Brook Green and West Kensington
The last of my London trip videos is another area that is special to me.
Not as picturesque perhaps as others, but it stands out in the area as being somehow quieter and set apart, streets of Victorian houses and mansion blocks (i.e. purpose-built blocks of flats in late 19th / early 20th century style), street trees, Brook Green itself meandering through along the path of a long-buried minor river, the remains of St Paul’s School and the new housing built on its land, St Paul’s Girls’ School where Gustav Holst was music master from 1905 until his untimely death in 1934, a row of little Iranian restaurants opposite the Olympia exhibition centre, Rowan Road where the poet Leigh Hunt lived his last years, the pub on the corner that used to be an inn where the stagecoaches changed over from the elegant horses used in town to the beasts that could get a coach to Bath faster than the wind (although the journey time to provincial capitals was still measured in days). Then when the stagecoaches stopped became a writers’ pub and later on (rebuilt) was a rock venue; the artists’ studios by the A4, huge windows to let in the unvarying northern light; well-heeled inner suburbia inhabited by media persons to this day; three Tube stations (if you include Olympia on its edge): West Kensington and Barons Court; where Gandhi lived, and H Rider Haggard, and Geoffrey de Havilland.

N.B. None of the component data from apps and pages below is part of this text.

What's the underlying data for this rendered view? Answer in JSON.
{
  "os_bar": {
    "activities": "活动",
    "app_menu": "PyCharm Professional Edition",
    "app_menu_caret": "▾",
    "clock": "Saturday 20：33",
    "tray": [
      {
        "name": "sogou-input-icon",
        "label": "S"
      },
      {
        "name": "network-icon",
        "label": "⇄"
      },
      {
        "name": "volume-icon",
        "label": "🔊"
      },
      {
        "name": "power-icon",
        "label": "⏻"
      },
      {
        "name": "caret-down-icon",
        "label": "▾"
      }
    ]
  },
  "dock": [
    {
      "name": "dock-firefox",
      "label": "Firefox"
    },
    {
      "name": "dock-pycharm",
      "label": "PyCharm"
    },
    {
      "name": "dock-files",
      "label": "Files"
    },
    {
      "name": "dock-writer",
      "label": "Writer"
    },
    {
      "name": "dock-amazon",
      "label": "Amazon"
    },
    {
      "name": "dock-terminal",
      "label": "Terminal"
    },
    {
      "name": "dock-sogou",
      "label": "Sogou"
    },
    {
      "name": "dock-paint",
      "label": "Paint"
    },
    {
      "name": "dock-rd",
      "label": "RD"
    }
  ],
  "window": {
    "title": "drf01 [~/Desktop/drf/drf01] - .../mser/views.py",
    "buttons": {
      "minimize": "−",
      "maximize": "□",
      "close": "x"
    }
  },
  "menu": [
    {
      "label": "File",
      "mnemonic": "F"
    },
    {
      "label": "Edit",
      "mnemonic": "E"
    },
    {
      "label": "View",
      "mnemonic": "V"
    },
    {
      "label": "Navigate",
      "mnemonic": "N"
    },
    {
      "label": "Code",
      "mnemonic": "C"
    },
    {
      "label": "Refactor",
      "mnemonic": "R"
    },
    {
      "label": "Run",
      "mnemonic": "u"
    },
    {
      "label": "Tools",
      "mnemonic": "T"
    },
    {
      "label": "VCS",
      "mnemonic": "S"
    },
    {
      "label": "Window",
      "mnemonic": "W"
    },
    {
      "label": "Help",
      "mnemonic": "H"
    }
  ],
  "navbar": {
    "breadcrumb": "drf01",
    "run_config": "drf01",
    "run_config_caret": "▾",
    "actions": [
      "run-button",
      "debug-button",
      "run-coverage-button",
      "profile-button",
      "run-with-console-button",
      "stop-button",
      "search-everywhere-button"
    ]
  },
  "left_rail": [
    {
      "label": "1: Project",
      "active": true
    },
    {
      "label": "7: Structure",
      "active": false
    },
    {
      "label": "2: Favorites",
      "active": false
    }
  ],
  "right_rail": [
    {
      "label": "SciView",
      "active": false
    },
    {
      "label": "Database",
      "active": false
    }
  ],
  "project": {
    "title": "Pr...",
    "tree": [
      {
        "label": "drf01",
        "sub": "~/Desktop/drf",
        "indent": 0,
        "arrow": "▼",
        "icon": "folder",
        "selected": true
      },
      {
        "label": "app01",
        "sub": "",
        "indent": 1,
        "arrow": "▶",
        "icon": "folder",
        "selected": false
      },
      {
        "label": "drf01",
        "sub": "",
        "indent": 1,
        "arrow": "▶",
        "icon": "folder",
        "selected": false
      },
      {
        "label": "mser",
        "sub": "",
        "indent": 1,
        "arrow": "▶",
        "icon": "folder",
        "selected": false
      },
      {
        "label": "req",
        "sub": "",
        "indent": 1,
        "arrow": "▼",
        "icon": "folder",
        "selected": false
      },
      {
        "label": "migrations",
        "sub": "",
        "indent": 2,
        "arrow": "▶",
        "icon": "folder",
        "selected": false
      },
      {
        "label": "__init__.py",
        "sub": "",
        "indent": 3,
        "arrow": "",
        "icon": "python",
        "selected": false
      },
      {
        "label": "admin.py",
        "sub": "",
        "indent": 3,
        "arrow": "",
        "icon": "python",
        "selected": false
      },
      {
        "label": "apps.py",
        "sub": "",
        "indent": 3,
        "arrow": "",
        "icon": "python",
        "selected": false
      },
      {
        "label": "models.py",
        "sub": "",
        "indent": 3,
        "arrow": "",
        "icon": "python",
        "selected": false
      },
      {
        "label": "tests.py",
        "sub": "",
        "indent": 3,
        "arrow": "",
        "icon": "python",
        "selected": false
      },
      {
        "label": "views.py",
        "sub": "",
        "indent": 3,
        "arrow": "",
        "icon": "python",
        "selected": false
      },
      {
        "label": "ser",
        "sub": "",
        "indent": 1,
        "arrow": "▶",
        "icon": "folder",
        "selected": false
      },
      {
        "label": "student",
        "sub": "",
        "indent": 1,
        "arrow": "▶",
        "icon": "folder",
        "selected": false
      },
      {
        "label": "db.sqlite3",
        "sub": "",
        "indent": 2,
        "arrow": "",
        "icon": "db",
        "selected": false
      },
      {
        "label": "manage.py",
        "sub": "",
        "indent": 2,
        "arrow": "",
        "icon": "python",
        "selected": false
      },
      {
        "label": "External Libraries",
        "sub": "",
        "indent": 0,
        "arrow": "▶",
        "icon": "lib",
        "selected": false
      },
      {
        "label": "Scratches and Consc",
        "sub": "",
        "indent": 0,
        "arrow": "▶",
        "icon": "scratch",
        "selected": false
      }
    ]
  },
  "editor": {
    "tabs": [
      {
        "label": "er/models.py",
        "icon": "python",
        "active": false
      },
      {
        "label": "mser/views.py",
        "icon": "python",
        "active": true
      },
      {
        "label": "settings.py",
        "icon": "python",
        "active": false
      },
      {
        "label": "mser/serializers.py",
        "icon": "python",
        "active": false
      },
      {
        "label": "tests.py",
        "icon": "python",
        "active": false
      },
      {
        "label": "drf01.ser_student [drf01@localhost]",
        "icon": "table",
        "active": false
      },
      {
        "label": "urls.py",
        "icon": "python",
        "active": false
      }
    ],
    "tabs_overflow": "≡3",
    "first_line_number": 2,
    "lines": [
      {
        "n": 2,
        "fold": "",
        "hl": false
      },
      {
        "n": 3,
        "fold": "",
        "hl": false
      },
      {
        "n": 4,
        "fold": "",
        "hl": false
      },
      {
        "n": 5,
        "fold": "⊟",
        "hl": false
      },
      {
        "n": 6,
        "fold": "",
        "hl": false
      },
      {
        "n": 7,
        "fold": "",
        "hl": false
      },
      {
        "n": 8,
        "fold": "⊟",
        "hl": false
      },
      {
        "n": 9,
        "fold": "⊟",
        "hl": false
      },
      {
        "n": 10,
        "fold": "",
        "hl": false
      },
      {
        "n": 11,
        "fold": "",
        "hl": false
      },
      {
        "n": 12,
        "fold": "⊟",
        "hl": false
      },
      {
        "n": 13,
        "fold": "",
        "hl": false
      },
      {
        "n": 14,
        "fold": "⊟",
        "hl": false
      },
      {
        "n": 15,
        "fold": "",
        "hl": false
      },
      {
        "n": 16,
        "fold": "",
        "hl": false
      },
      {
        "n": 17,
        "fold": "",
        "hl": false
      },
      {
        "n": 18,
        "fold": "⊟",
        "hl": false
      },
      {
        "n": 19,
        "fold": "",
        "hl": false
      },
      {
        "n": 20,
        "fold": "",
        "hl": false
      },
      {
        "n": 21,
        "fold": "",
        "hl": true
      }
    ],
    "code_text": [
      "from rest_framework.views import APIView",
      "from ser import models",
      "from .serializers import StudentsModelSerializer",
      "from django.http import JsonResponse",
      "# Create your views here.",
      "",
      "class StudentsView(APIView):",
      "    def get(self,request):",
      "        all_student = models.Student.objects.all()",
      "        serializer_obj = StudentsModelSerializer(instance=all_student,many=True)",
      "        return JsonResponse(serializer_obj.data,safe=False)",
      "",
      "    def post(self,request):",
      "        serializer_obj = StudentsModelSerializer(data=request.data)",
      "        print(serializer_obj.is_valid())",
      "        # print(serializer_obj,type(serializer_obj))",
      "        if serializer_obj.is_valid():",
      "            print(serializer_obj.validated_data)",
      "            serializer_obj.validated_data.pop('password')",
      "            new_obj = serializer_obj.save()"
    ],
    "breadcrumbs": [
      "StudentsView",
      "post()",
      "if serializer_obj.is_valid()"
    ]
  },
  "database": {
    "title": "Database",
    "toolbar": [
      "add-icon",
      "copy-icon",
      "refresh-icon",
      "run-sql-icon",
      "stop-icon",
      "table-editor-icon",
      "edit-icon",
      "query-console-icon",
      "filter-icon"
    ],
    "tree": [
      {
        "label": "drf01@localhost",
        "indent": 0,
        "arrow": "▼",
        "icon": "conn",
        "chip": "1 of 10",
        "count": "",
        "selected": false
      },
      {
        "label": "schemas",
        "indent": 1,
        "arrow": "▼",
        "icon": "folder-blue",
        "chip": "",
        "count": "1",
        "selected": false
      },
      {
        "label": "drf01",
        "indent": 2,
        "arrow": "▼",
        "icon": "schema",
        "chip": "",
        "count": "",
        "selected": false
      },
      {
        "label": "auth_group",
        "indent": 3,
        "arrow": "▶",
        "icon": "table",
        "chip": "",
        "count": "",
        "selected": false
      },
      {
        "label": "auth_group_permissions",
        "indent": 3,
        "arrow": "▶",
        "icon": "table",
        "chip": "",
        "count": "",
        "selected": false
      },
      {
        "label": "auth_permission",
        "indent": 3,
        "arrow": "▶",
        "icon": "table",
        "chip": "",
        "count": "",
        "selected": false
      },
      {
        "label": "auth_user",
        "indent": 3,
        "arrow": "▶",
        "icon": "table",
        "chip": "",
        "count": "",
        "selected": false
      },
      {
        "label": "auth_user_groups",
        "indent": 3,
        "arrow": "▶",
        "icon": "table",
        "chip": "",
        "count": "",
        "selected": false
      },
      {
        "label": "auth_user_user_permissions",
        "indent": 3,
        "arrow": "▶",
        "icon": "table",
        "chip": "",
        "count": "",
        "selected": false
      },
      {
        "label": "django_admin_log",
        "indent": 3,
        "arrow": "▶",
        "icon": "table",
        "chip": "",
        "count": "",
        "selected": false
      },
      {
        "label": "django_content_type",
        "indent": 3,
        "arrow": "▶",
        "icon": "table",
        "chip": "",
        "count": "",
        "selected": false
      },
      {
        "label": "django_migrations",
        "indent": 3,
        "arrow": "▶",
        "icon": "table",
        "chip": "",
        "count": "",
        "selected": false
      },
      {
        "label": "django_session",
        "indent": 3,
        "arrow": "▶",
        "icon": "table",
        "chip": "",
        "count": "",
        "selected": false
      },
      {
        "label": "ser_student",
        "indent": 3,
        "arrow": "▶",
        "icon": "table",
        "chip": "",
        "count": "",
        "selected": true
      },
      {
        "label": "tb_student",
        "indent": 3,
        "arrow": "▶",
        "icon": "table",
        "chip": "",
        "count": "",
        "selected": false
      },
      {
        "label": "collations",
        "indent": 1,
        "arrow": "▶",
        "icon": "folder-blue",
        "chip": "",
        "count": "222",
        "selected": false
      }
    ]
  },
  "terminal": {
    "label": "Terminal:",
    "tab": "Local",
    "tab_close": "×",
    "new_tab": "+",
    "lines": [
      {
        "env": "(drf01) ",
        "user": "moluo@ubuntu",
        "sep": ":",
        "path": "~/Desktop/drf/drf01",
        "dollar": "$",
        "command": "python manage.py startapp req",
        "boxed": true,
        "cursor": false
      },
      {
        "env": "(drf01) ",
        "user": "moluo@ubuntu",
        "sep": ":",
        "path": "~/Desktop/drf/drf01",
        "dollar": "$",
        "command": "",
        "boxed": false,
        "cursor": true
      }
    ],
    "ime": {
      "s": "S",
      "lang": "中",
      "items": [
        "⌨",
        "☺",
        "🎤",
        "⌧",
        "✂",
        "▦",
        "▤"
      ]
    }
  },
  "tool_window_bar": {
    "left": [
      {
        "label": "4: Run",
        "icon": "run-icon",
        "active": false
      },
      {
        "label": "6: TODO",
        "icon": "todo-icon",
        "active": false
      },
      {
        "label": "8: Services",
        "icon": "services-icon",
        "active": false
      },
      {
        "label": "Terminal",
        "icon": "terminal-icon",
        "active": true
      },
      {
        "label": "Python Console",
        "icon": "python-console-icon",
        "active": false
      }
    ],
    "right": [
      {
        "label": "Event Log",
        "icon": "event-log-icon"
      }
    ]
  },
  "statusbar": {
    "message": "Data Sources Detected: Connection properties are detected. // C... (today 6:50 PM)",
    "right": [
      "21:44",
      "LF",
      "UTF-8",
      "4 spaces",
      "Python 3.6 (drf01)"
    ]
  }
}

The first place I lived in London, and the first place I lived away from my family. I still dream of it regularly. Going back was strange because I dream of it so much that it didn’t seem real. But it was.